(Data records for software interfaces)

++++++++

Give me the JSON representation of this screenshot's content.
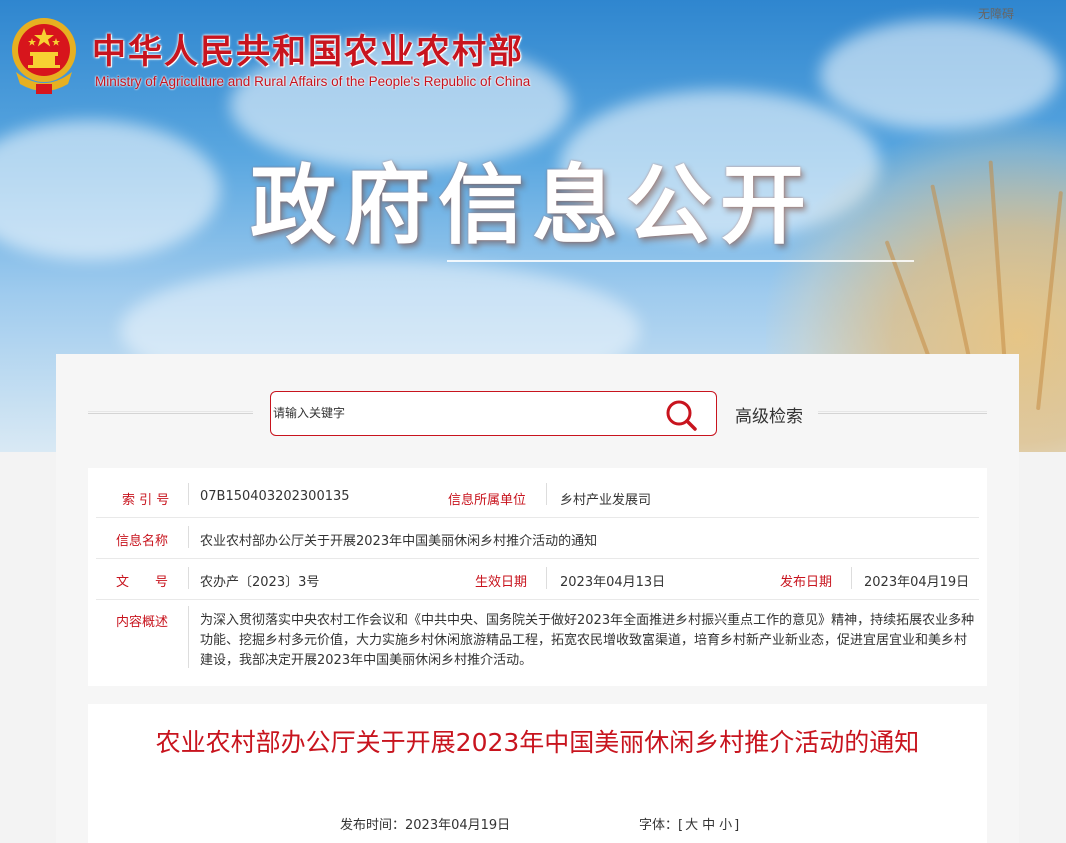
{
  "header": {
    "site_title_cn": "中华人民共和国农业农村部",
    "site_title_en": "Ministry of Agriculture and Rural Affairs of the People's Republic of China",
    "accessibility": "无障碍",
    "hero_title": "政府信息公开"
  },
  "search": {
    "placeholder": "请输入关键字",
    "advanced_label": "高级检索"
  },
  "meta": {
    "index_label": "索 引 号",
    "index_value": "07B150403202300135",
    "unit_label": "信息所属单位",
    "unit_value": "乡村产业发展司",
    "name_label": "信息名称",
    "name_value": "农业农村部办公厅关于开展2023年中国美丽休闲乡村推介活动的通知",
    "doc_no_label": "文　　号",
    "doc_no_value": "农办产〔2023〕3号",
    "effective_label": "生效日期",
    "effective_value": "2023年04月13日",
    "publish_label": "发布日期",
    "publish_value": "2023年04月19日",
    "summary_label": "内容概述",
    "summary_value": "为深入贯彻落实中央农村工作会议和《中共中央、国务院关于做好2023年全面推进乡村振兴重点工作的意见》精神，持续拓展农业多种功能、挖掘乡村多元价值，大力实施乡村休闲旅游精品工程，拓宽农民增收致富渠道，培育乡村新产业新业态，促进宜居宜业和美乡村建设，我部决定开展2023年中国美丽休闲乡村推介活动。"
  },
  "article": {
    "title": "农业农村部办公厅关于开展2023年中国美丽休闲乡村推介活动的通知",
    "publish_time": "发布时间：2023年04月19日",
    "font_label": "字体：[",
    "font_large": "大",
    "font_medium": "中",
    "font_small": "小",
    "font_close": "]"
  },
  "colors": {
    "brand_red": "#c8141e",
    "sky_blue": "#2f86cf"
  }
}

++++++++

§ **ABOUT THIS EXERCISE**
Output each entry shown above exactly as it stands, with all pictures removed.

§ **RESPONSE TO THIS EXERCISE**
Give me the JSON representation of this screenshot's content.
{
  "header": {
    "site_title_cn": "中华人民共和国农业农村部",
    "site_title_en": "Ministry of Agriculture and Rural Affairs of the People's Republic of China",
    "accessibility": "无障碍",
    "hero_title": "政府信息公开"
  },
  "search": {
    "placeholder": "请输入关键字",
    "advanced_label": "高级检索"
  },
  "meta": {
    "index_label": "索 引 号",
    "index_value": "07B150403202300135",
    "unit_label": "信息所属单位",
    "unit_value": "乡村产业发展司",
    "name_label": "信息名称",
    "name_value": "农业农村部办公厅关于开展2023年中国美丽休闲乡村推介活动的通知",
    "doc_no_label": "文　　号",
    "doc_no_value": "农办产〔2023〕3号",
    "effective_label": "生效日期",
    "effective_value": "2023年04月13日",
    "publish_label": "发布日期",
    "publish_value": "2023年04月19日",
    "summary_label": "内容概述",
    "summary_value": "为深入贯彻落实中央农村工作会议和《中共中央、国务院关于做好2023年全面推进乡村振兴重点工作的意见》精神，持续拓展农业多种功能、挖掘乡村多元价值，大力实施乡村休闲旅游精品工程，拓宽农民增收致富渠道，培育乡村新产业新业态，促进宜居宜业和美乡村建设，我部决定开展2023年中国美丽休闲乡村推介活动。"
  },
  "article": {
    "title": "农业农村部办公厅关于开展2023年中国美丽休闲乡村推介活动的通知",
    "publish_time": "发布时间：2023年04月19日",
    "font_label": "字体：[",
    "font_large": "大",
    "font_medium": "中",
    "font_small": "小",
    "font_close": "]"
  },
  "colors": {
    "brand_red": "#c8141e",
    "sky_blue": "#2f86cf"
  }
}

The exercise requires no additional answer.